▶ PROBLEM TO SOLVE
All records given below must be printed word for word.

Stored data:
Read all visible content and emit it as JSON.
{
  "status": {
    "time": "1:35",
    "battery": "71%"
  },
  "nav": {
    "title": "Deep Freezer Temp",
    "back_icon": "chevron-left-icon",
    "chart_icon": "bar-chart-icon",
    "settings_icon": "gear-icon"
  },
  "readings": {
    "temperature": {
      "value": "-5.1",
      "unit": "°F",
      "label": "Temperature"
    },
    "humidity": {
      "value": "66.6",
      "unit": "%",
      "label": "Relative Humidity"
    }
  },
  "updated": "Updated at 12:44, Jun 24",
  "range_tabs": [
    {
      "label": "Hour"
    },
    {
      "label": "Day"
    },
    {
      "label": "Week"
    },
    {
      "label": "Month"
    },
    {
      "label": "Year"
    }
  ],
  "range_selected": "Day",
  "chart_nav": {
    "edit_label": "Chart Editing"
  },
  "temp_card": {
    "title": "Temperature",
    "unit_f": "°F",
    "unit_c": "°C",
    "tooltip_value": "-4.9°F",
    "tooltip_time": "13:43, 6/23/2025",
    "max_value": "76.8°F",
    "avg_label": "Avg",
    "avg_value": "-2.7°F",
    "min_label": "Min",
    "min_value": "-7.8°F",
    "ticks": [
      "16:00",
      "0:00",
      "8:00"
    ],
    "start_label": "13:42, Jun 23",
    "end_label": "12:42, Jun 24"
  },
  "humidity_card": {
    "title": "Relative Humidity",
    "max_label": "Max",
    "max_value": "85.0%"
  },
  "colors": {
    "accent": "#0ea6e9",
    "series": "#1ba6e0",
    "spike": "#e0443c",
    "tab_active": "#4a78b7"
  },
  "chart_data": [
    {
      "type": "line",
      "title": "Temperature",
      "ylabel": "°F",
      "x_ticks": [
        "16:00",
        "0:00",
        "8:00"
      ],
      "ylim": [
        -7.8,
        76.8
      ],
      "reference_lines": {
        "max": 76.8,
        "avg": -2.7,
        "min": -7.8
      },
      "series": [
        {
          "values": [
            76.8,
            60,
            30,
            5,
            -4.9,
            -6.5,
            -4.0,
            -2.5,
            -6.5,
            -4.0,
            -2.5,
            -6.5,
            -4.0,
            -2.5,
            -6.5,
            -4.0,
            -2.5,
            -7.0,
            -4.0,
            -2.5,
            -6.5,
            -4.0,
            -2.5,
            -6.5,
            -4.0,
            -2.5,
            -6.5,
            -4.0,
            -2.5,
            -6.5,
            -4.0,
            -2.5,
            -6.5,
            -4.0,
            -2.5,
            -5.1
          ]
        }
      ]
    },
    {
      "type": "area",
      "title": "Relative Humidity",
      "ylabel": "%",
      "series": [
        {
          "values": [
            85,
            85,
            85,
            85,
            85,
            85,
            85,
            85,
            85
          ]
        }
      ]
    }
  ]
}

▶ ANSWER TO THE EXERCISE
Read all visible content and emit it as JSON.
{
  "status": {
    "time": "1:35",
    "battery": "71%"
  },
  "nav": {
    "title": "Deep Freezer Temp",
    "back_icon": "chevron-left-icon",
    "chart_icon": "bar-chart-icon",
    "settings_icon": "gear-icon"
  },
  "readings": {
    "temperature": {
      "value": "-5.1",
      "unit": "°F",
      "label": "Temperature"
    },
    "humidity": {
      "value": "66.6",
      "unit": "%",
      "label": "Relative Humidity"
    }
  },
  "updated": "Updated at 12:44, Jun 24",
  "range_tabs": [
    {
      "label": "Hour"
    },
    {
      "label": "Day"
    },
    {
      "label": "Week"
    },
    {
      "label": "Month"
    },
    {
      "label": "Year"
    }
  ],
  "range_selected": "Day",
  "chart_nav": {
    "edit_label": "Chart Editing"
  },
  "temp_card": {
    "title": "Temperature",
    "unit_f": "°F",
    "unit_c": "°C",
    "tooltip_value": "-4.9°F",
    "tooltip_time": "13:43, 6/23/2025",
    "max_value": "76.8°F",
    "avg_label": "Avg",
    "avg_value": "-2.7°F",
    "min_label": "Min",
    "min_value": "-7.8°F",
    "ticks": [
      "16:00",
      "0:00",
      "8:00"
    ],
    "start_label": "13:42, Jun 23",
    "end_label": "12:42, Jun 24"
  },
  "humidity_card": {
    "title": "Relative Humidity",
    "max_label": "Max",
    "max_value": "85.0%"
  },
  "colors": {
    "accent": "#0ea6e9",
    "series": "#1ba6e0",
    "spike": "#e0443c",
    "tab_active": "#4a78b7"
  },
  "chart_data": [
    {
      "type": "line",
      "title": "Temperature",
      "ylabel": "°F",
      "x_ticks": [
        "16:00",
        "0:00",
        "8:00"
      ],
      "ylim": [
        -7.8,
        76.8
      ],
      "reference_lines": {
        "max": 76.8,
        "avg": -2.7,
        "min": -7.8
      },
      "series": [
        {
          "values": [
            76.8,
            60,
            30,
            5,
            -4.9,
            -6.5,
            -4.0,
            -2.5,
            -6.5,
            -4.0,
            -2.5,
            -6.5,
            -4.0,
            -2.5,
            -6.5,
            -4.0,
            -2.5,
            -7.0,
            -4.0,
            -2.5,
            -6.5,
            -4.0,
            -2.5,
            -6.5,
            -4.0,
            -2.5,
            -6.5,
            -4.0,
            -2.5,
            -6.5,
            -4.0,
            -2.5,
            -6.5,
            -4.0,
            -2.5,
            -5.1
          ]
        }
      ]
    },
    {
      "type": "area",
      "title": "Relative Humidity",
      "ylabel": "%",
      "series": [
        {
          "values": [
            85,
            85,
            85,
            85,
            85,
            85,
            85,
            85,
            85
          ]
        }
      ]
    }
  ]
}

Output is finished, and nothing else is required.